|Lucky Due Dates||Unlucky Due Dates|
All uninsured women can purchase pregnancy health insurance with no waiting period when they qualify for a special enrollment. The coverage begins immediately in these cases, eliminating the due date-based lottery system.
Determining if you qualify for special enrollment is crucial when pregnant without insurance – especially if your due date falls from September through December. These situations could make you eligible immediately.
- Loss of health coverage within 60 days
- Moving to a new address
- Marrying the father of your unborn baby
Pregnant No Insurance: Other Government Benefits
As seen above, many women pregnant without health insurance do not qualify for Medicaid. They cannot purchase private coverage that kicks in before their due date. In these cases, other government benefits might help.
Women pregnant with no health insurance who are ineligible for Medicaid because of their immigration status can turn to charity care from a local hospital. Hospitals and medical centers cannot deny treatment to anyone needing critical services by law.
Many states enact uncompensated care requirements for uninsured, underinsured, or ineligible patients for other government programs.
Under the charity care program, undocumented immigrants who meet income and asset requirements can receive financial aid to cover medically necessary services such as labor and delivery in a hospital.
Women having a baby without insurance because they are ineligible for Medicaid could qualify for other programs supported by the federal government, which are available nationwide.
Government assistance for pregnant mothers sometimes follows different rules for calculating income, counting household members, or employing higher eligibility thresholds. Apply for every possible benefit that might reduce other expenses so you can afford to bring a new child into the world.
- Utility bills (gas and electric)
- Apartment rentals for housing
- Baby formula
- Home repair
- Replacement appliances
Women pregnant with no health insurance should also research local government resources that might help with related expenses such as prenatal care. Each state designs unique programs that could offer assistance.
For example, some of these state-specific initiatives could help.
- The California Medi-Cal Access Program (MCAP) offers low-cost health insurance to middle-income pregnant women.
- The Texas Maternal & Child Health Program supports women, children, and adolescents who aren’t eligible for Medicaid, CHIP, or CHIP Perinatal.
- The New York State Prenatal Care Program seeks to improve the health of under-served women, infants, and children through improved access to services.
- The North Carolina Child Support initiative encourages parental responsibility so that children receive financial, emotional, and medical support from both parents.
- The Washington State Within Reach Organization helps people across the region navigate complex health and social service systems.

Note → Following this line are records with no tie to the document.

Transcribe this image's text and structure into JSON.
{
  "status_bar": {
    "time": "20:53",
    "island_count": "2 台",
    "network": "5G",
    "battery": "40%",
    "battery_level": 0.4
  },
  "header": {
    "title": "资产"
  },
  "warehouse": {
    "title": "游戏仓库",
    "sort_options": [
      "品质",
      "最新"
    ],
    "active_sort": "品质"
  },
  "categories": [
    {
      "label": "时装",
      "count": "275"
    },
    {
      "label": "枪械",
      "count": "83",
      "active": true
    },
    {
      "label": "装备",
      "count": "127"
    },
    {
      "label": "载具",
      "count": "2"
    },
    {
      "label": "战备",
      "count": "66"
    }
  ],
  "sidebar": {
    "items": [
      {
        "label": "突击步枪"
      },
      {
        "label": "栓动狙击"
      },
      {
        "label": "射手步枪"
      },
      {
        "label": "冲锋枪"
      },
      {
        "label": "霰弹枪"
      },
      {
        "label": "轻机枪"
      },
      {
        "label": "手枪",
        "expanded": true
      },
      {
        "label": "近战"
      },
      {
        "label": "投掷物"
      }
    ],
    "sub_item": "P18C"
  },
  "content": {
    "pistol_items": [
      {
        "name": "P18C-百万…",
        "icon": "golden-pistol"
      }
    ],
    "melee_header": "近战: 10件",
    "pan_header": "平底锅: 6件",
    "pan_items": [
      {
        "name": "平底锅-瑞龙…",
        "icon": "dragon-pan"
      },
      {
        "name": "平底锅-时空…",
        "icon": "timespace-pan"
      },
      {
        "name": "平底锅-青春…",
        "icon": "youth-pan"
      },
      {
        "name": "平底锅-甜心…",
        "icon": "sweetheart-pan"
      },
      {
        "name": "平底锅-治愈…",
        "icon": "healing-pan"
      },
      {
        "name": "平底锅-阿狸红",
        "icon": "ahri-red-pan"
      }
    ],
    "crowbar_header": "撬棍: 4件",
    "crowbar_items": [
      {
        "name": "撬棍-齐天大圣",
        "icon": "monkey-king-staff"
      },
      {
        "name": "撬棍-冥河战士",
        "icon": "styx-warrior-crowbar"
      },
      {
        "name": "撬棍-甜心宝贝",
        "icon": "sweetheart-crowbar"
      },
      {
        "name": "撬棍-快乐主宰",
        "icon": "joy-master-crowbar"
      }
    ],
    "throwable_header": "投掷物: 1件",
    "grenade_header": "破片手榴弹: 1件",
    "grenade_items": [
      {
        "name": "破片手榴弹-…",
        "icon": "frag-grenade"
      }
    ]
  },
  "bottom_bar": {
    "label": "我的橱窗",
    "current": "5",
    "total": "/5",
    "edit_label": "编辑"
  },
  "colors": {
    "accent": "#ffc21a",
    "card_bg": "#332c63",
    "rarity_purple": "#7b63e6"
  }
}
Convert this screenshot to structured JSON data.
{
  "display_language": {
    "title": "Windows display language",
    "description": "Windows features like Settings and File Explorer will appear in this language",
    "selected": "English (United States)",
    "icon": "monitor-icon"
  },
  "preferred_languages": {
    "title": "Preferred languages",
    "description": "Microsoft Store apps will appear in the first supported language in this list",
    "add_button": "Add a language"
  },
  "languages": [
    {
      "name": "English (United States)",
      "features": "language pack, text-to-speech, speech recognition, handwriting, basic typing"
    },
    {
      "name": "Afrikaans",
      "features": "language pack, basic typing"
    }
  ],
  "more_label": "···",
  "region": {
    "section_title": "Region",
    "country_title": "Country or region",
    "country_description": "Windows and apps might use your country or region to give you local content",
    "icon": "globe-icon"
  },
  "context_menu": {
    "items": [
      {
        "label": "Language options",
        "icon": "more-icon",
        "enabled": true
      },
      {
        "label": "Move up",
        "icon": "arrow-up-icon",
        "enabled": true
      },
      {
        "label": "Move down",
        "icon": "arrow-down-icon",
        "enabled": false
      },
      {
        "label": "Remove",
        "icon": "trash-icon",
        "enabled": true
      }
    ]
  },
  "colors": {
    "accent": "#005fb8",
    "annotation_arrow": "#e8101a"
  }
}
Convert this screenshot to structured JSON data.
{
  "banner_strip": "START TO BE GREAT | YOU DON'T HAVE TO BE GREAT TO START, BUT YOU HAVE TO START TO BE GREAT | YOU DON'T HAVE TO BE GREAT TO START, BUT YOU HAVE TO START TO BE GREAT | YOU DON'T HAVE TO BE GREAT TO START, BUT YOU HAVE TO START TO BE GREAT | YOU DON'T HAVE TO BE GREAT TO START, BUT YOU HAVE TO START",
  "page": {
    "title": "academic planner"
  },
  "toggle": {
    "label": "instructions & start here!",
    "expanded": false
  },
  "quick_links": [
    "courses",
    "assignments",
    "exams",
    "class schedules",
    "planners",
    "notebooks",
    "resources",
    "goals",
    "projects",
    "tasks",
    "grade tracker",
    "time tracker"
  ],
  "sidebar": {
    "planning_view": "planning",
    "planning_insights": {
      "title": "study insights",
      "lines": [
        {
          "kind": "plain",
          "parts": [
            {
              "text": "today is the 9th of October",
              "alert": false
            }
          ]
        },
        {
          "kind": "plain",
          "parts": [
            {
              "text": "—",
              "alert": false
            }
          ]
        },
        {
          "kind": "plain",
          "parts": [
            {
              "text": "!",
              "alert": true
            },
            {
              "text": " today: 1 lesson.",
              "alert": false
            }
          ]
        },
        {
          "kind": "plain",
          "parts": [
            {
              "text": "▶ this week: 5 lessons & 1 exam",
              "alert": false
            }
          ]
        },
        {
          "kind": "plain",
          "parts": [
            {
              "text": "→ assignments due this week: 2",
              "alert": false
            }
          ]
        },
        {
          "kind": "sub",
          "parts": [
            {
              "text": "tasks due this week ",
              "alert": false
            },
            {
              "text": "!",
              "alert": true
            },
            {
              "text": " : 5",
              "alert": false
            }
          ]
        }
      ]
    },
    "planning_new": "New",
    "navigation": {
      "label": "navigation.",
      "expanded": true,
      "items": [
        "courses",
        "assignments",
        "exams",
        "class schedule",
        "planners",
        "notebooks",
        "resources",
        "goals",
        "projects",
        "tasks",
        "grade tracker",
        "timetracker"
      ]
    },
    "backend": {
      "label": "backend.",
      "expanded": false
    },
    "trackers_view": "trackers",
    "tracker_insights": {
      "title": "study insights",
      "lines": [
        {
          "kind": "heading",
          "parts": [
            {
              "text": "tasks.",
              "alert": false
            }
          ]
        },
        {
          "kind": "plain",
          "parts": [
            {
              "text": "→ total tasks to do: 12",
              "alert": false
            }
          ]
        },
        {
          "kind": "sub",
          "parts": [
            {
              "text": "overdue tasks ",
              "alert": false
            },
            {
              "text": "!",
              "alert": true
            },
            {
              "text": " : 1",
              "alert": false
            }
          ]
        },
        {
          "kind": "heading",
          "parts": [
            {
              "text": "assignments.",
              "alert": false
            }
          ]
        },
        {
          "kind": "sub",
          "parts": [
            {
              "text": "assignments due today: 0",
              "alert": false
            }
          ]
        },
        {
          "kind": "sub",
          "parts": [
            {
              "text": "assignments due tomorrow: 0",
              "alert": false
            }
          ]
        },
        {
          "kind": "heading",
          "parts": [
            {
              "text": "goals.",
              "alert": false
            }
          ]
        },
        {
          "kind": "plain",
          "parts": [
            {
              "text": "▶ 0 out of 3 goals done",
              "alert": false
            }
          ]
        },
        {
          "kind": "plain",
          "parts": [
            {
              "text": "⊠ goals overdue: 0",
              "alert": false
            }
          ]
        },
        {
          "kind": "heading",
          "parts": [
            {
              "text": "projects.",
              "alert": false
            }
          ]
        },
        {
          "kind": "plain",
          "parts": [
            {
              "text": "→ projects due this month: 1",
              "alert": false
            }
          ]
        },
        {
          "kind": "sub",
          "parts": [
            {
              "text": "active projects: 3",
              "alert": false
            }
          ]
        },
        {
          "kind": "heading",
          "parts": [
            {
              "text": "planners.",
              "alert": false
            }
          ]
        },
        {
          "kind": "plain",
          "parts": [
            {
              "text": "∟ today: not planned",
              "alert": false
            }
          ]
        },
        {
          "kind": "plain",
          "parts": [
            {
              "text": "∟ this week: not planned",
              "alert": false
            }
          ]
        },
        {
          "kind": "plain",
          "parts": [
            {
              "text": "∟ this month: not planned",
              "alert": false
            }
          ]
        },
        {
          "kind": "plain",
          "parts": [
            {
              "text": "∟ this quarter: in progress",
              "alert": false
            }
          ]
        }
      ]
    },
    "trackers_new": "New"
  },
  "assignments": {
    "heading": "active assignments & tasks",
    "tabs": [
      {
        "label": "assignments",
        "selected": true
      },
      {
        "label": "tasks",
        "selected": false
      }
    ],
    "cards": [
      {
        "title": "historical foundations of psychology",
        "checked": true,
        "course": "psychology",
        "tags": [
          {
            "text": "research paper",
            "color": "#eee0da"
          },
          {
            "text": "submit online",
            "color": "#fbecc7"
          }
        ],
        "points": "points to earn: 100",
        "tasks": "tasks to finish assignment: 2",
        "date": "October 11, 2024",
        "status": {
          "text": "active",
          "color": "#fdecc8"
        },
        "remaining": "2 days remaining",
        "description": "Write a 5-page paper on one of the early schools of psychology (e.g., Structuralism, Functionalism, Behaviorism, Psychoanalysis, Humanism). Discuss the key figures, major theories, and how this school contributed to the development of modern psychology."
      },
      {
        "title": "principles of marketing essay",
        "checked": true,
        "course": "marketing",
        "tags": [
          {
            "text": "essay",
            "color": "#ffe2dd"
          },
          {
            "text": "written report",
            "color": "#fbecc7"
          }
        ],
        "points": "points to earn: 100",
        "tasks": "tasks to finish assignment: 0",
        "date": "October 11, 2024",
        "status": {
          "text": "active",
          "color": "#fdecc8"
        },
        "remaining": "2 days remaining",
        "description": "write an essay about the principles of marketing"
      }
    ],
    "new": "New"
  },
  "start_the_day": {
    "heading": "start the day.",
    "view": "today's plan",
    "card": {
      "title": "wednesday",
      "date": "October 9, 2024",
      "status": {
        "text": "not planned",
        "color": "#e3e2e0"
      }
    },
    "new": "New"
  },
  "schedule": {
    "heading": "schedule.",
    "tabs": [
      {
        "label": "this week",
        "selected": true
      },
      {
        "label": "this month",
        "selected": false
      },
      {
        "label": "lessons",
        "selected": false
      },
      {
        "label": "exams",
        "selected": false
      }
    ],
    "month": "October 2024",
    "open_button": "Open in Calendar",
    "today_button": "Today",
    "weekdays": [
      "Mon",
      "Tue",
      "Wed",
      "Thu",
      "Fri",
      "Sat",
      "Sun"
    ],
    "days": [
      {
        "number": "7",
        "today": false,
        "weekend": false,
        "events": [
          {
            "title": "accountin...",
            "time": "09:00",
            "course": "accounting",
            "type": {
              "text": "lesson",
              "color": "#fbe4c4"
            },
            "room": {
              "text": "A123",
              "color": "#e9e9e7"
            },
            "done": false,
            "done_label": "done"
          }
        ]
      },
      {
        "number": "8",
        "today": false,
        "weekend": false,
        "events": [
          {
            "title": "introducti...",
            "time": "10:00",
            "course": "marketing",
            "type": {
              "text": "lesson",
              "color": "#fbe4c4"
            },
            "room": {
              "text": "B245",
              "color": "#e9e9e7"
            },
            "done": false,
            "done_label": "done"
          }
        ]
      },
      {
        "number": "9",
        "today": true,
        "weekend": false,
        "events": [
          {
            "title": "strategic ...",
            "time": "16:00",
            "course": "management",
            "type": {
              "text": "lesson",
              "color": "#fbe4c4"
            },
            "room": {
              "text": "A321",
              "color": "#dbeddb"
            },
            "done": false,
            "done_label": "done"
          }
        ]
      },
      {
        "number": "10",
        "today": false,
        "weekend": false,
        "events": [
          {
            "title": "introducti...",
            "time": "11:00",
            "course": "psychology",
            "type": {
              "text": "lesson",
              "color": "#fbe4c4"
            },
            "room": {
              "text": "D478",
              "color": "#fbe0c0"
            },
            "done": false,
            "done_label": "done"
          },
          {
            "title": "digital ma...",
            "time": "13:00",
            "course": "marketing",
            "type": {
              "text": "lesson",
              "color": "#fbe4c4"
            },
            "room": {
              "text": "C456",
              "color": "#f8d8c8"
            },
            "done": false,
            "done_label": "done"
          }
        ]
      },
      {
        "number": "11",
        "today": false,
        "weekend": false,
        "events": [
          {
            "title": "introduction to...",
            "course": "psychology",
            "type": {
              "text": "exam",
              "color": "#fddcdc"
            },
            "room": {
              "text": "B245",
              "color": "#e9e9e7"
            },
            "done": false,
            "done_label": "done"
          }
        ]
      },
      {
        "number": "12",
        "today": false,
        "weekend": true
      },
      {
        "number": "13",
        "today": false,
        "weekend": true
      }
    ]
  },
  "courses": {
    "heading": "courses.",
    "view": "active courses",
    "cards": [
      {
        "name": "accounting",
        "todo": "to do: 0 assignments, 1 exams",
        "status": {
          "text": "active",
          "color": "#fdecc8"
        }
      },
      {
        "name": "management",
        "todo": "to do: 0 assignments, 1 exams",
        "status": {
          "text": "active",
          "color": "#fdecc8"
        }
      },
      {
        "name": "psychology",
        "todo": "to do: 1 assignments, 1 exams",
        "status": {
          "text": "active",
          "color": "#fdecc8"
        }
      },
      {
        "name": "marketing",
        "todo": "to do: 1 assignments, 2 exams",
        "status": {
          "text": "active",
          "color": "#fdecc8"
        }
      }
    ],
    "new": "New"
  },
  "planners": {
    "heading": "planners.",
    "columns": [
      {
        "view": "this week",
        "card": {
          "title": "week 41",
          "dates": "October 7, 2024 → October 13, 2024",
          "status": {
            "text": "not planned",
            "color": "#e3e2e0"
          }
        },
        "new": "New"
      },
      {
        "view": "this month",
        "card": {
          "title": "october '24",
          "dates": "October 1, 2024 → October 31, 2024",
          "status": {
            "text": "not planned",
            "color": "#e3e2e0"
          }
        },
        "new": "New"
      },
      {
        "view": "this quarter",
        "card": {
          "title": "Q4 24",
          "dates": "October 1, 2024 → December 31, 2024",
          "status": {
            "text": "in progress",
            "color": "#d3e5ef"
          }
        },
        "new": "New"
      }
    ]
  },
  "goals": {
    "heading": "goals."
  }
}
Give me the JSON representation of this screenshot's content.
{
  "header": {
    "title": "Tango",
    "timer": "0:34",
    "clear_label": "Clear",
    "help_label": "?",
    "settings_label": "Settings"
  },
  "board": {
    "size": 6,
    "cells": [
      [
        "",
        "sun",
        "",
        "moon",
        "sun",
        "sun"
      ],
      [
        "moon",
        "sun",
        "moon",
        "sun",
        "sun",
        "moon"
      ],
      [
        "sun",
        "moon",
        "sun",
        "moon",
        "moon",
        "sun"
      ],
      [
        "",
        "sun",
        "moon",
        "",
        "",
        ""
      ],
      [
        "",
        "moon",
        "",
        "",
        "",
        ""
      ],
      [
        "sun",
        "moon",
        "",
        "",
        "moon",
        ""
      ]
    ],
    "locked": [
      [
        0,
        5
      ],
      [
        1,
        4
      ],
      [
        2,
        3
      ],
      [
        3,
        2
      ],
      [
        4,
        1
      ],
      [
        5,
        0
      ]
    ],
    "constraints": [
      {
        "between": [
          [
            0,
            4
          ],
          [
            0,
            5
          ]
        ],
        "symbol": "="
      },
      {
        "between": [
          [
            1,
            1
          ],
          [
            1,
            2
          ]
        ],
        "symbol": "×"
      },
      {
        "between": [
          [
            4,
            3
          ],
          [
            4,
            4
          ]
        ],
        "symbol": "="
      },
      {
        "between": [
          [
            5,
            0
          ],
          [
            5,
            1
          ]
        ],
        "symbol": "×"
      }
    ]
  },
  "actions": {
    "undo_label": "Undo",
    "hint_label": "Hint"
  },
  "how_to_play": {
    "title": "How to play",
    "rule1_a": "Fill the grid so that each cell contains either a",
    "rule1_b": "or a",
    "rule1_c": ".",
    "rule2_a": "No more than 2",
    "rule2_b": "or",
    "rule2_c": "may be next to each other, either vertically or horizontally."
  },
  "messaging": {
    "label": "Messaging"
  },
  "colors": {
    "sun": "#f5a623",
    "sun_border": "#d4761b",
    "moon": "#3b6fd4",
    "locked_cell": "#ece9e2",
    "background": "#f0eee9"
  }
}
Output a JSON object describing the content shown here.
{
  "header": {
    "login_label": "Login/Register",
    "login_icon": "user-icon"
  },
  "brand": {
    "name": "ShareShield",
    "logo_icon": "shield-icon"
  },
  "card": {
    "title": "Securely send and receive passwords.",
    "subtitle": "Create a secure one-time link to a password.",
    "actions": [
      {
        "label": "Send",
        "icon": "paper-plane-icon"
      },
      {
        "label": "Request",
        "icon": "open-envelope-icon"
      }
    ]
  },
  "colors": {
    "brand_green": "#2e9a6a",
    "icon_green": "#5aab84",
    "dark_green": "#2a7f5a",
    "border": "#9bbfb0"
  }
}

- Arizona Health Start can connect you with various community organizations that provide health care, education, parenting resources, and application assistance for other programs.